(Data items)
━━━━━━━━━━━━━━━━━━━━
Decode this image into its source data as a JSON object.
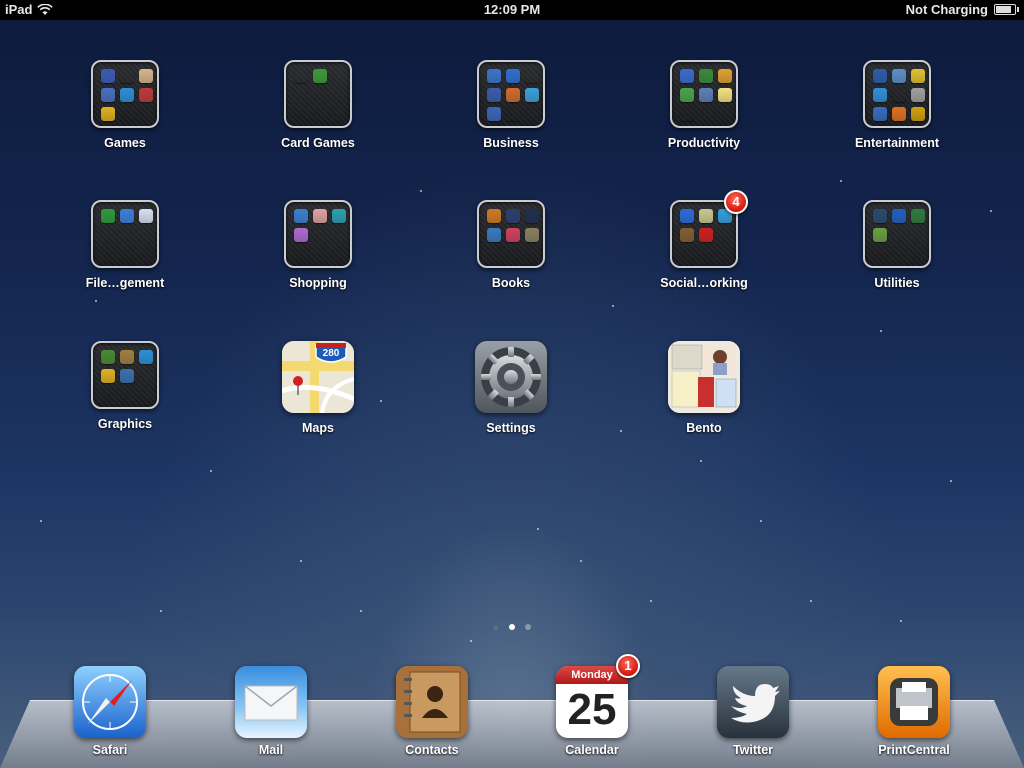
{
  "status_bar": {
    "device": "iPad",
    "time": "12:09 PM",
    "battery_text": "Not Charging",
    "battery_level": 0.9
  },
  "folders": [
    {
      "label": "Games",
      "minis": [
        "#3b5bb5",
        "#222",
        "#d8b48a",
        "#4a6fbf",
        "#2b8fd6",
        "#c03a3a",
        "#e0b020"
      ]
    },
    {
      "label": "Card Games",
      "minis": [
        "#555",
        "#3b9a3b"
      ]
    },
    {
      "label": "Business",
      "minis": [
        "#3c74c9",
        "#2f6fd0",
        "#9aa",
        "#3a5cab",
        "#d26b2c",
        "#3aa1d8",
        "#3b66b8",
        "#ccc"
      ]
    },
    {
      "label": "Productivity",
      "minis": [
        "#3a6bd0",
        "#3b8a3b",
        "#e0a030",
        "#4aa34a",
        "#5d7fb5",
        "#f4e080",
        "#333"
      ]
    },
    {
      "label": "Entertainment",
      "minis": [
        "#2b5da8",
        "#5a8fc8",
        "#e0c030",
        "#2f8fd8",
        "#444",
        "#a0a0a0",
        "#3a6ac0",
        "#e07020",
        "#d0a010"
      ]
    },
    {
      "label": "File…gement",
      "minis": [
        "#2e9a3e",
        "#3b7ed8",
        "#d6e0f0"
      ]
    },
    {
      "label": "Shopping",
      "minis": [
        "#3a80d0",
        "#e0a0a0",
        "#2aa0b0",
        "#b06ad0"
      ]
    },
    {
      "label": "Books",
      "minis": [
        "#d07a20",
        "#2b3e70",
        "#1e2e50",
        "#3a7ac0",
        "#d04060",
        "#8a8060"
      ]
    },
    {
      "label": "Social…orking",
      "minis": [
        "#2a6ad8",
        "#c8c890",
        "#30a0e0",
        "#806030",
        "#d02020"
      ],
      "badge": "4"
    },
    {
      "label": "Utilities",
      "minis": [
        "#2a4a70",
        "#2060c0",
        "#2e7a3e",
        "#6aa040"
      ]
    },
    {
      "label": "Graphics",
      "minis": [
        "#4a8a30",
        "#a08040",
        "#2a90d8",
        "#e0b020",
        "#3a70b0"
      ]
    }
  ],
  "apps": [
    {
      "label": "Maps",
      "highway": "280"
    },
    {
      "label": "Settings"
    },
    {
      "label": "Bento"
    }
  ],
  "dock": [
    {
      "label": "Safari"
    },
    {
      "label": "Mail"
    },
    {
      "label": "Contacts"
    },
    {
      "label": "Calendar",
      "weekday": "Monday",
      "day": "25",
      "badge": "1"
    },
    {
      "label": "Twitter"
    },
    {
      "label": "PrintCentral"
    }
  ],
  "page_indicator": {
    "pages": 2,
    "current": 1
  }
}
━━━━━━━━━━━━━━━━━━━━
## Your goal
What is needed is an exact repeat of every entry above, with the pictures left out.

## Result of this exercise
Decode this image into its source data as a JSON object.
{
  "status_bar": {
    "device": "iPad",
    "time": "12:09 PM",
    "battery_text": "Not Charging",
    "battery_level": 0.9
  },
  "folders": [
    {
      "label": "Games",
      "minis": [
        "#3b5bb5",
        "#222",
        "#d8b48a",
        "#4a6fbf",
        "#2b8fd6",
        "#c03a3a",
        "#e0b020"
      ]
    },
    {
      "label": "Card Games",
      "minis": [
        "#555",
        "#3b9a3b"
      ]
    },
    {
      "label": "Business",
      "minis": [
        "#3c74c9",
        "#2f6fd0",
        "#9aa",
        "#3a5cab",
        "#d26b2c",
        "#3aa1d8",
        "#3b66b8",
        "#ccc"
      ]
    },
    {
      "label": "Productivity",
      "minis": [
        "#3a6bd0",
        "#3b8a3b",
        "#e0a030",
        "#4aa34a",
        "#5d7fb5",
        "#f4e080",
        "#333"
      ]
    },
    {
      "label": "Entertainment",
      "minis": [
        "#2b5da8",
        "#5a8fc8",
        "#e0c030",
        "#2f8fd8",
        "#444",
        "#a0a0a0",
        "#3a6ac0",
        "#e07020",
        "#d0a010"
      ]
    },
    {
      "label": "File…gement",
      "minis": [
        "#2e9a3e",
        "#3b7ed8",
        "#d6e0f0"
      ]
    },
    {
      "label": "Shopping",
      "minis": [
        "#3a80d0",
        "#e0a0a0",
        "#2aa0b0",
        "#b06ad0"
      ]
    },
    {
      "label": "Books",
      "minis": [
        "#d07a20",
        "#2b3e70",
        "#1e2e50",
        "#3a7ac0",
        "#d04060",
        "#8a8060"
      ]
    },
    {
      "label": "Social…orking",
      "minis": [
        "#2a6ad8",
        "#c8c890",
        "#30a0e0",
        "#806030",
        "#d02020"
      ],
      "badge": "4"
    },
    {
      "label": "Utilities",
      "minis": [
        "#2a4a70",
        "#2060c0",
        "#2e7a3e",
        "#6aa040"
      ]
    },
    {
      "label": "Graphics",
      "minis": [
        "#4a8a30",
        "#a08040",
        "#2a90d8",
        "#e0b020",
        "#3a70b0"
      ]
    }
  ],
  "apps": [
    {
      "label": "Maps",
      "highway": "280"
    },
    {
      "label": "Settings"
    },
    {
      "label": "Bento"
    }
  ],
  "dock": [
    {
      "label": "Safari"
    },
    {
      "label": "Mail"
    },
    {
      "label": "Contacts"
    },
    {
      "label": "Calendar",
      "weekday": "Monday",
      "day": "25",
      "badge": "1"
    },
    {
      "label": "Twitter"
    },
    {
      "label": "PrintCentral"
    }
  ],
  "page_indicator": {
    "pages": 2,
    "current": 1
  }
}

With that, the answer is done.